▸ **Directions**
From the listing below, extract each line containing the string "栈和队列".

┄┄┄┄┄┄

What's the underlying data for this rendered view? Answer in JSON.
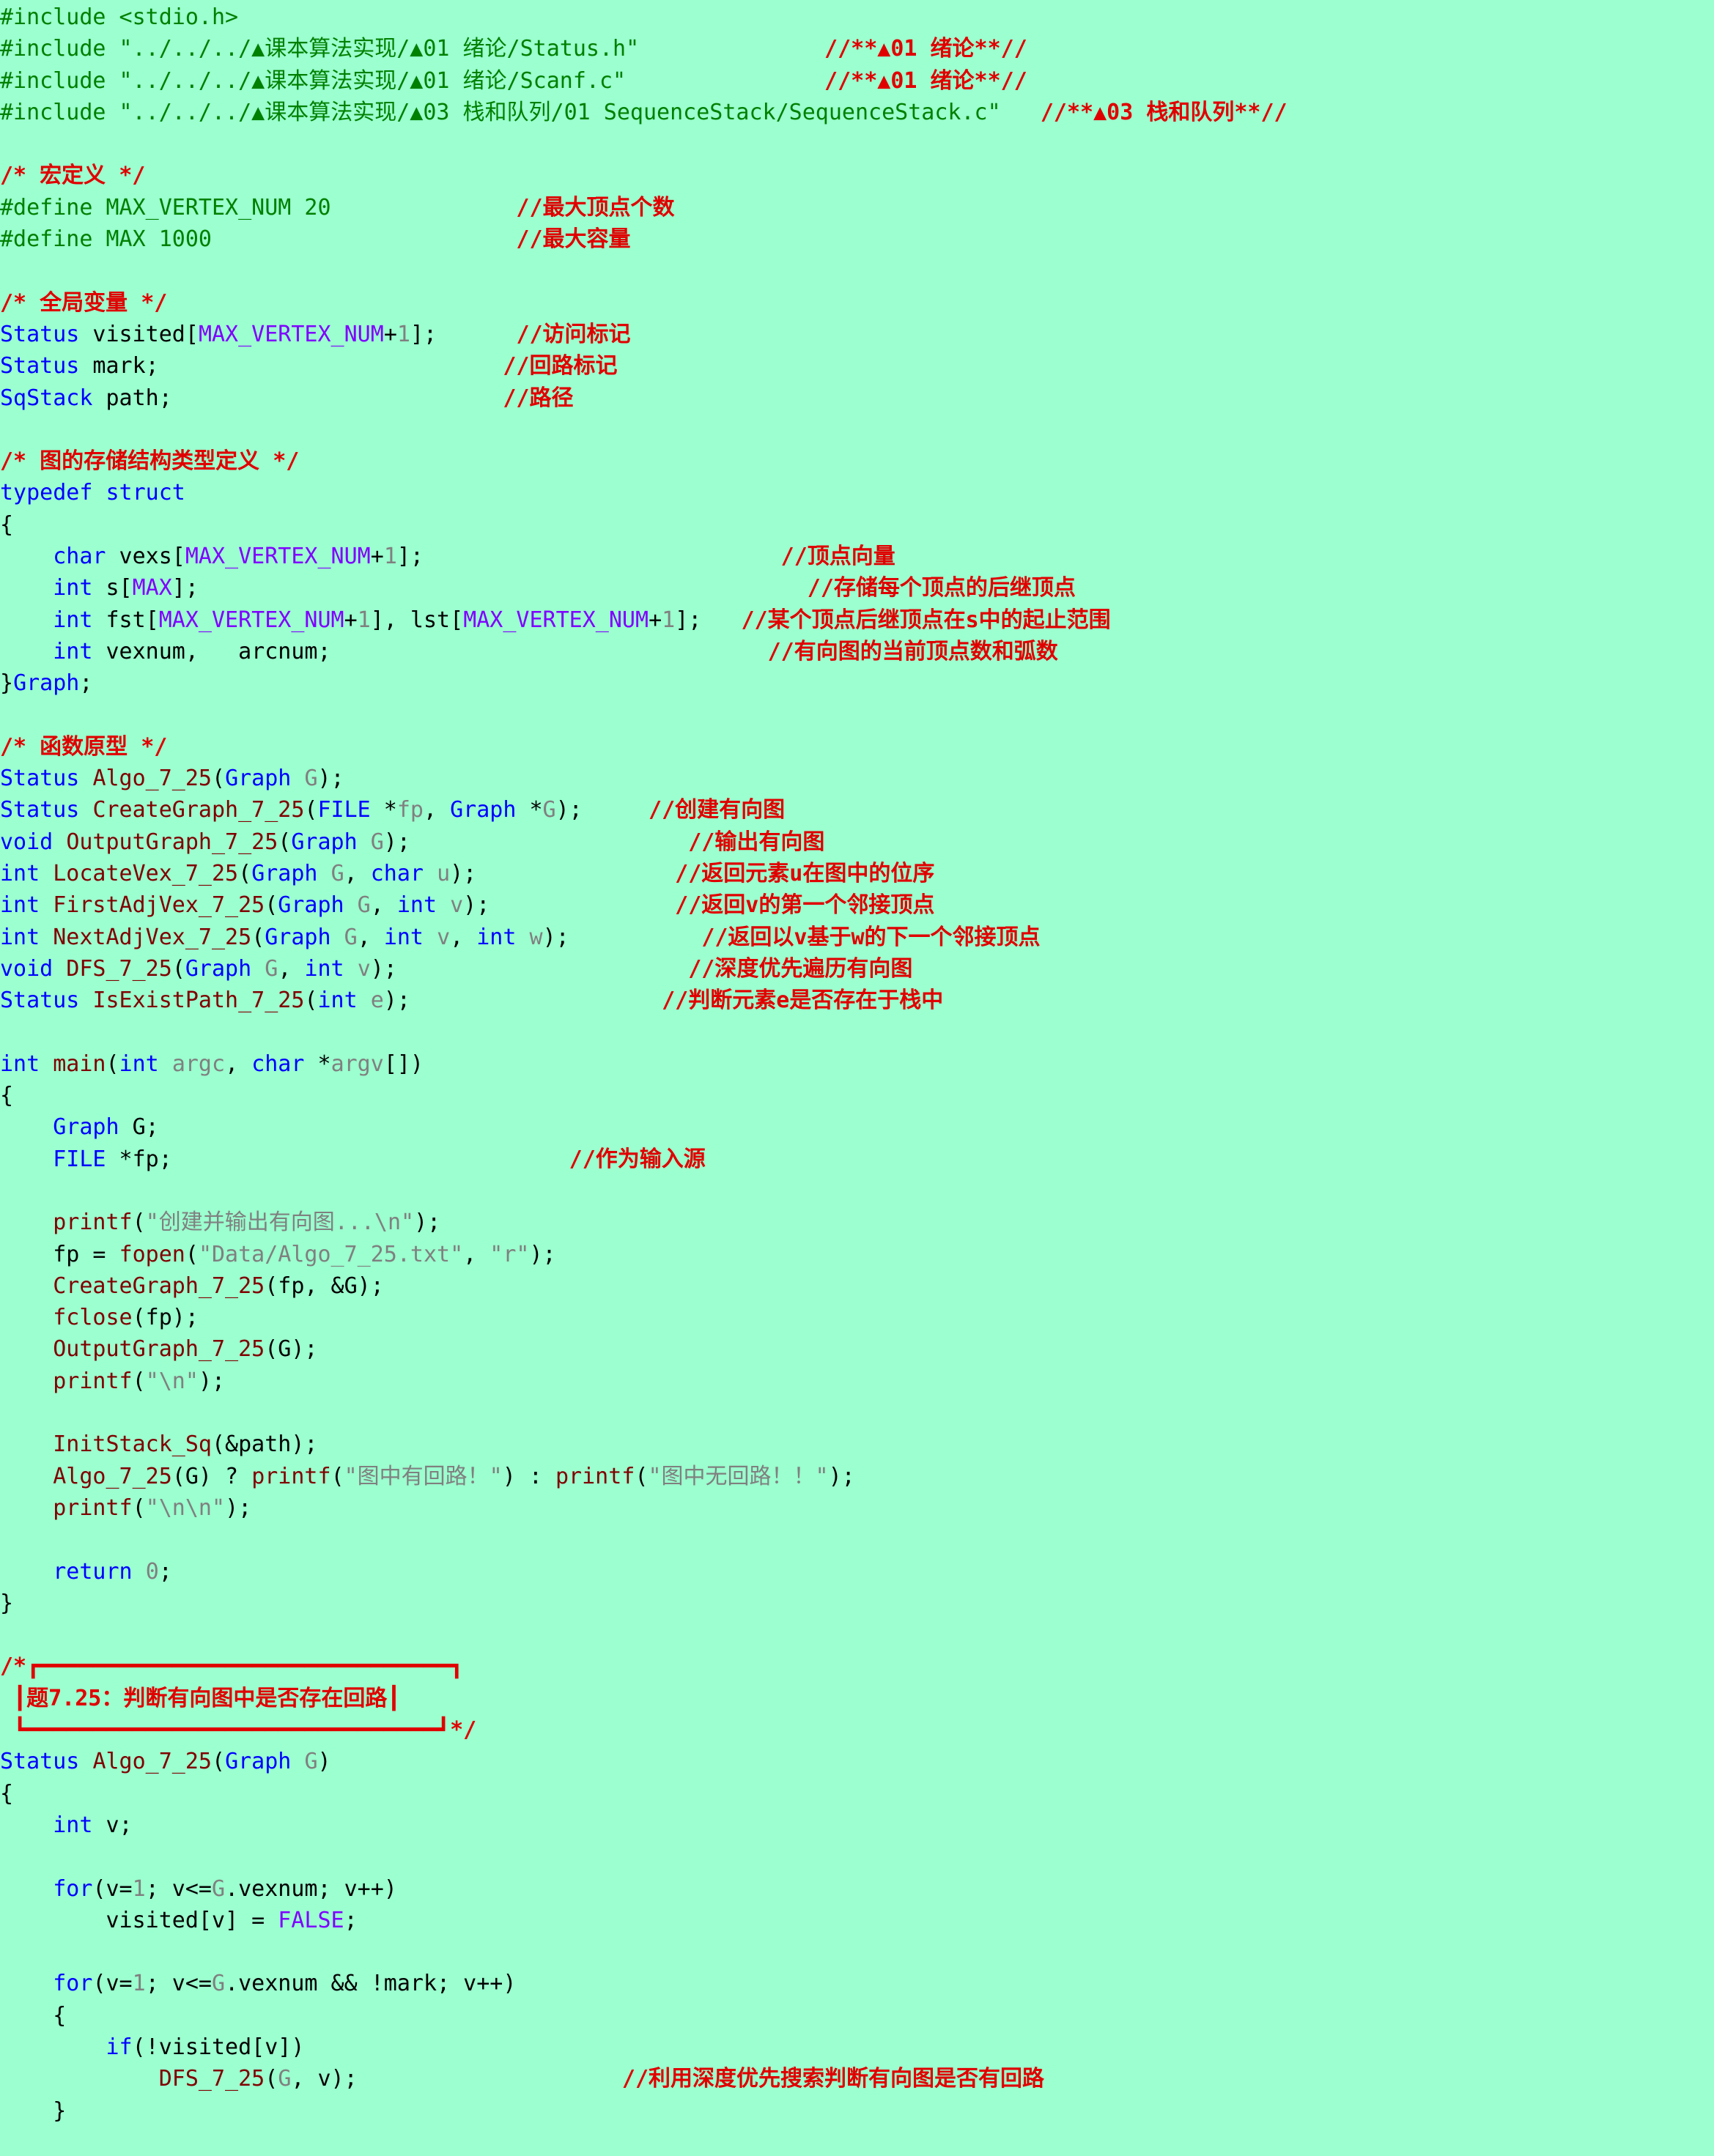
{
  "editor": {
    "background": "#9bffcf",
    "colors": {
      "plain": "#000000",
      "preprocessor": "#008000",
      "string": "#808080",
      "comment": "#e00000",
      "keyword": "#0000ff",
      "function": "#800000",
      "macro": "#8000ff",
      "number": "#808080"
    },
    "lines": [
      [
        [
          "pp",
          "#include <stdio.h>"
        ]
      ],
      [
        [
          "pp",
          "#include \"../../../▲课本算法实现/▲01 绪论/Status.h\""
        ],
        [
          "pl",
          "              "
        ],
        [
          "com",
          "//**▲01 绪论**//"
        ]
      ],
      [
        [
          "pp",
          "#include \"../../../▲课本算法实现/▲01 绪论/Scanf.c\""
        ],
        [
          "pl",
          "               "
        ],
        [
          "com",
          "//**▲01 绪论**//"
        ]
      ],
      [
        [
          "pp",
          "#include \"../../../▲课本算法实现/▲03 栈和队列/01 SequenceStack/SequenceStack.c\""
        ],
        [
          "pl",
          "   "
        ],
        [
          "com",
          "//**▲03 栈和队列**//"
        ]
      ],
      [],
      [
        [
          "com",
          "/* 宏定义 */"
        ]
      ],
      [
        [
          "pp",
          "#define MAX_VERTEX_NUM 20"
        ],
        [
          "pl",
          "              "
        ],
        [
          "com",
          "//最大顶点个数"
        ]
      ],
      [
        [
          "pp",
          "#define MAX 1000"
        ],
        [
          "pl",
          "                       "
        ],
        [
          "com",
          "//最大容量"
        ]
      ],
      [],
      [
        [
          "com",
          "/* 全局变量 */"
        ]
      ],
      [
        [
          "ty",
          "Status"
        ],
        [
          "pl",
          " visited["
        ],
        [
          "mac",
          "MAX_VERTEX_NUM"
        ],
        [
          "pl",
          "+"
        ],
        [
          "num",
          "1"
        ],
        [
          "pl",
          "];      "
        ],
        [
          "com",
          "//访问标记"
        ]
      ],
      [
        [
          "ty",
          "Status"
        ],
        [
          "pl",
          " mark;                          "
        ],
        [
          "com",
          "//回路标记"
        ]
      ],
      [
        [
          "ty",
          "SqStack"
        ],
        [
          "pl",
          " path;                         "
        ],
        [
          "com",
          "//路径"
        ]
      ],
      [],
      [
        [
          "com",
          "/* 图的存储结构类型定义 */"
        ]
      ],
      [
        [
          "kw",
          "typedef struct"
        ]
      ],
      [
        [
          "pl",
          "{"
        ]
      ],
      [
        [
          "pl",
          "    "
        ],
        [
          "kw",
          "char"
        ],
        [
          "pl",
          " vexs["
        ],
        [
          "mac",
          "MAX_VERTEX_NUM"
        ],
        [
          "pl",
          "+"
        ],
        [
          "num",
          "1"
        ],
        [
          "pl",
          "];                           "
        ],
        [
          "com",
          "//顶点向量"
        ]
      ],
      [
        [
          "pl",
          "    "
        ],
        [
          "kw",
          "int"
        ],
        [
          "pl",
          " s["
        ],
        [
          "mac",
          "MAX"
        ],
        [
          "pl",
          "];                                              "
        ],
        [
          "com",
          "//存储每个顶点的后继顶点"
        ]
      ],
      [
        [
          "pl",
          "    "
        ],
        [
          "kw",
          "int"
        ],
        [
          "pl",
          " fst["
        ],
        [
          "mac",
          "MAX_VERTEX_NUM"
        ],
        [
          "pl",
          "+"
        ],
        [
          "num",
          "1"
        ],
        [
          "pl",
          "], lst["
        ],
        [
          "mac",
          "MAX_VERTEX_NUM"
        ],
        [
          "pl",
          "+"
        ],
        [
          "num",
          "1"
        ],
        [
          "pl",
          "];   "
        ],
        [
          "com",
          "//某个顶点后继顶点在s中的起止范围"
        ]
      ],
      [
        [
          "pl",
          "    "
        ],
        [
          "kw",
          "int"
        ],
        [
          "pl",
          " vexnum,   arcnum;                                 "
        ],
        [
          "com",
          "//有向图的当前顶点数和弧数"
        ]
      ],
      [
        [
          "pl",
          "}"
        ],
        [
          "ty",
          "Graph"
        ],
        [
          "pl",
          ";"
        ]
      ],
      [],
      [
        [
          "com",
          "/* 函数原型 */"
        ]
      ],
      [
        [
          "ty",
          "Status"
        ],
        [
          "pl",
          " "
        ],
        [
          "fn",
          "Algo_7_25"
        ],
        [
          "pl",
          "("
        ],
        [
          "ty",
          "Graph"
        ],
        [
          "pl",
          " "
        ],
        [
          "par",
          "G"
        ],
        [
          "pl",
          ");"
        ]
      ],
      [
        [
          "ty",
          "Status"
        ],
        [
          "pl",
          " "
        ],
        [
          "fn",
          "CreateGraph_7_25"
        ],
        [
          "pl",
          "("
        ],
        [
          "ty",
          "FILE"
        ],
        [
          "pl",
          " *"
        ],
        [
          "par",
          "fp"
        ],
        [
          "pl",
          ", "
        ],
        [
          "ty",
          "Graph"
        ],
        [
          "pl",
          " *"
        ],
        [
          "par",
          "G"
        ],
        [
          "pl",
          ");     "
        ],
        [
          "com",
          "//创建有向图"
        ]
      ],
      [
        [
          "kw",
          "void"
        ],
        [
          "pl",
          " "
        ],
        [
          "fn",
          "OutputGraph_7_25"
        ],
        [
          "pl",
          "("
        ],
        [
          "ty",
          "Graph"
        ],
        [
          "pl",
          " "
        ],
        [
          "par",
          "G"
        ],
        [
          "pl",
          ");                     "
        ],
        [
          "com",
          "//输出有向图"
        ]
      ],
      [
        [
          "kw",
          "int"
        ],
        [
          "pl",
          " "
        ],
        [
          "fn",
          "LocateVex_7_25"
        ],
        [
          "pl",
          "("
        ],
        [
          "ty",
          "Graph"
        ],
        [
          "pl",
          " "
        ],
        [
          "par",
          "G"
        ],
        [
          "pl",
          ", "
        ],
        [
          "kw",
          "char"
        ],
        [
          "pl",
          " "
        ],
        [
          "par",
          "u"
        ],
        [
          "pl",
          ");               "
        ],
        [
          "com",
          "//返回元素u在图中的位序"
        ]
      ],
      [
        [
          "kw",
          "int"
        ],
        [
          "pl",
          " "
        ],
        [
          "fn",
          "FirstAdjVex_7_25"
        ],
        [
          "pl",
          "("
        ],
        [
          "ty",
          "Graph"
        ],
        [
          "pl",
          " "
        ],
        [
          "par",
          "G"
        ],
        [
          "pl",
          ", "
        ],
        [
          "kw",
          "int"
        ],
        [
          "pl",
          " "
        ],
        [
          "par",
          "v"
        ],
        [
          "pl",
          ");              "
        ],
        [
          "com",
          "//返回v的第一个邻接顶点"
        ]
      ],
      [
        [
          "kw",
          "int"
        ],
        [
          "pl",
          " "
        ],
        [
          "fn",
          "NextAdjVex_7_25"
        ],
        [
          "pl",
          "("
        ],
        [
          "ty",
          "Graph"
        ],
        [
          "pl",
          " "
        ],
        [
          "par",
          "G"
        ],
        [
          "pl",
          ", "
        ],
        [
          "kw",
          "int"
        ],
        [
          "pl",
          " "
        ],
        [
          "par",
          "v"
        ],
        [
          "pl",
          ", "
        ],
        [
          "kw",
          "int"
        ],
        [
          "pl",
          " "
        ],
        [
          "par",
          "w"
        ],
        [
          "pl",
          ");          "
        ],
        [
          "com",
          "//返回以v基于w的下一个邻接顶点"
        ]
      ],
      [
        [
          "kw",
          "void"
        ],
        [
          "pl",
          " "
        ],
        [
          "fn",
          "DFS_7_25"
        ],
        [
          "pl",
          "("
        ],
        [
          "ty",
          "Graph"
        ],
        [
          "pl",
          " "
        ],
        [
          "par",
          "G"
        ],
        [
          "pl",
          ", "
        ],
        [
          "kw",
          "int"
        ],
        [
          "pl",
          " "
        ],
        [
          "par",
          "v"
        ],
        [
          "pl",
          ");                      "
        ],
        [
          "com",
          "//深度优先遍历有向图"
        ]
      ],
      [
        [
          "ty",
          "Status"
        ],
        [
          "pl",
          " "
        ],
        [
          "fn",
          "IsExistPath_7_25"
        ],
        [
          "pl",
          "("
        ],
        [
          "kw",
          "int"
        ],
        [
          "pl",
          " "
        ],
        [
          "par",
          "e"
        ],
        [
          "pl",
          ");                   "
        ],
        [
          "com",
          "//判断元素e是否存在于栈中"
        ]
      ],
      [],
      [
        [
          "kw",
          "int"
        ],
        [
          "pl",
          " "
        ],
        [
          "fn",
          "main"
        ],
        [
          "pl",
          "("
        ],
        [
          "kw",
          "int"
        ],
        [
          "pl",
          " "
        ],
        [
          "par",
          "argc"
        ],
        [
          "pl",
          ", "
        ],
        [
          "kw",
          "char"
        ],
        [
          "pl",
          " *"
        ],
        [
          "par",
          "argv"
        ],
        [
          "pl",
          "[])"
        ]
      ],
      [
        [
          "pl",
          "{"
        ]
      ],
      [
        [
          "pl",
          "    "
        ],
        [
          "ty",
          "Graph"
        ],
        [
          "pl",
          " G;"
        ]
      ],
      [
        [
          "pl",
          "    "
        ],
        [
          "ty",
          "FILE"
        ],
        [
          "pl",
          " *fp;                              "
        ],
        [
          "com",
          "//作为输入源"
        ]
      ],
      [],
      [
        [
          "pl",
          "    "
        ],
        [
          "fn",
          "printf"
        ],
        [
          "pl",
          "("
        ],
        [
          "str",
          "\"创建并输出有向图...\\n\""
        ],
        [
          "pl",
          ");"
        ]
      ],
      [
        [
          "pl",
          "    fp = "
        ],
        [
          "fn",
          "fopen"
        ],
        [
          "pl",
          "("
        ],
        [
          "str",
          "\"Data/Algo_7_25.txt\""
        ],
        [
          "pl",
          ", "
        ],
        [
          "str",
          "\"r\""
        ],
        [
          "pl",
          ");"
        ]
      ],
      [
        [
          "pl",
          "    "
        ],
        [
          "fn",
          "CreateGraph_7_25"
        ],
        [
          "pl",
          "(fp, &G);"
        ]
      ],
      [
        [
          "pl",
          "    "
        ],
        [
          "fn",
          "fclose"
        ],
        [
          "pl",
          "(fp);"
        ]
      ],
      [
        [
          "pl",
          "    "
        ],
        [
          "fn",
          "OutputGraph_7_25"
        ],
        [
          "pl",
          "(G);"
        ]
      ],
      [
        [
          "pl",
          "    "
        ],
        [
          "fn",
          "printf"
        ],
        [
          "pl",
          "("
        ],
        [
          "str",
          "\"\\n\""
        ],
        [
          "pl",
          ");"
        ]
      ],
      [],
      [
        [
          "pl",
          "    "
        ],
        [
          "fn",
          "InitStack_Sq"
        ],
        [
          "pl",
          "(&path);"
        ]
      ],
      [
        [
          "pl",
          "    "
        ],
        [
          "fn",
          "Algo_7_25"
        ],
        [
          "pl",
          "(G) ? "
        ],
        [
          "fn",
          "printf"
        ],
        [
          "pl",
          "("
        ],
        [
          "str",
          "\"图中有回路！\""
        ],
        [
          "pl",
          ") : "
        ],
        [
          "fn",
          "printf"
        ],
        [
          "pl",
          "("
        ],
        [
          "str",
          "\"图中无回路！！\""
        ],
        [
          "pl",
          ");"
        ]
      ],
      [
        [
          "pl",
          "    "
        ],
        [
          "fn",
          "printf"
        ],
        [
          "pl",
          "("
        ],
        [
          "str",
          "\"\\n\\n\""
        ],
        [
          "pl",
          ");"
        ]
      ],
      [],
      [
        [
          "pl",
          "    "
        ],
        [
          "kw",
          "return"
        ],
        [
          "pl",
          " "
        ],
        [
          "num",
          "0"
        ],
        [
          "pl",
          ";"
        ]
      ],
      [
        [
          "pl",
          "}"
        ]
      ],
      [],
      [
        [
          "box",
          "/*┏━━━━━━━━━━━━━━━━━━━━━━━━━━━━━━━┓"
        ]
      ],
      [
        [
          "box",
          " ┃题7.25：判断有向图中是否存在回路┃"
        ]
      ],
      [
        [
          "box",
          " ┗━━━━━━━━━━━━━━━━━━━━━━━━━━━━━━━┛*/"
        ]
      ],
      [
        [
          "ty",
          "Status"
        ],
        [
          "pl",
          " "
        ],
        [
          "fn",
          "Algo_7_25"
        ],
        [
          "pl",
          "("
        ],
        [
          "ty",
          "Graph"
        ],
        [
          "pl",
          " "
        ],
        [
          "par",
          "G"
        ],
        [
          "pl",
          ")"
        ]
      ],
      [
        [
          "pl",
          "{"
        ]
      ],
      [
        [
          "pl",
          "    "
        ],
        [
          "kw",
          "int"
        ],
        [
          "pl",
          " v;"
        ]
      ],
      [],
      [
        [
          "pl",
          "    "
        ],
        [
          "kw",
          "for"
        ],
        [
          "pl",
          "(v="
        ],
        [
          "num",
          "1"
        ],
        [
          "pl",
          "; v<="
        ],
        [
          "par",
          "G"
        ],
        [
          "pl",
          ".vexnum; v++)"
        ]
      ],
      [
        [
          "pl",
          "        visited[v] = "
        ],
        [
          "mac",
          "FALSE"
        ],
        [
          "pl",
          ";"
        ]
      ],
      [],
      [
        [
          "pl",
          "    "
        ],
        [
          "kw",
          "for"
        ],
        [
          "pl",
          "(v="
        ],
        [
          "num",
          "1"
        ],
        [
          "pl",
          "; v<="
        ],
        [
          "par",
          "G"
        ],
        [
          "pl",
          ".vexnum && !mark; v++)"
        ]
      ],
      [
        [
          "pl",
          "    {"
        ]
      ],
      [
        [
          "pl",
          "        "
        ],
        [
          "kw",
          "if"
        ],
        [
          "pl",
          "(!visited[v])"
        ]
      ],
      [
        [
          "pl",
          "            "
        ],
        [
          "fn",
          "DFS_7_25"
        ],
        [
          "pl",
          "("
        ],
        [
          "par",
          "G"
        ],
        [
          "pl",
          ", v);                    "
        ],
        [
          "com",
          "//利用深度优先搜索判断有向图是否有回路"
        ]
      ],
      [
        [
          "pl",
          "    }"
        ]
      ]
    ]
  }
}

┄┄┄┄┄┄

▸ **Response**
          "#include \"../../../▲课本算法实现/▲03 栈和队列/01 SequenceStack/SequenceStack.c\""
          "//**▲03 栈和队列**//"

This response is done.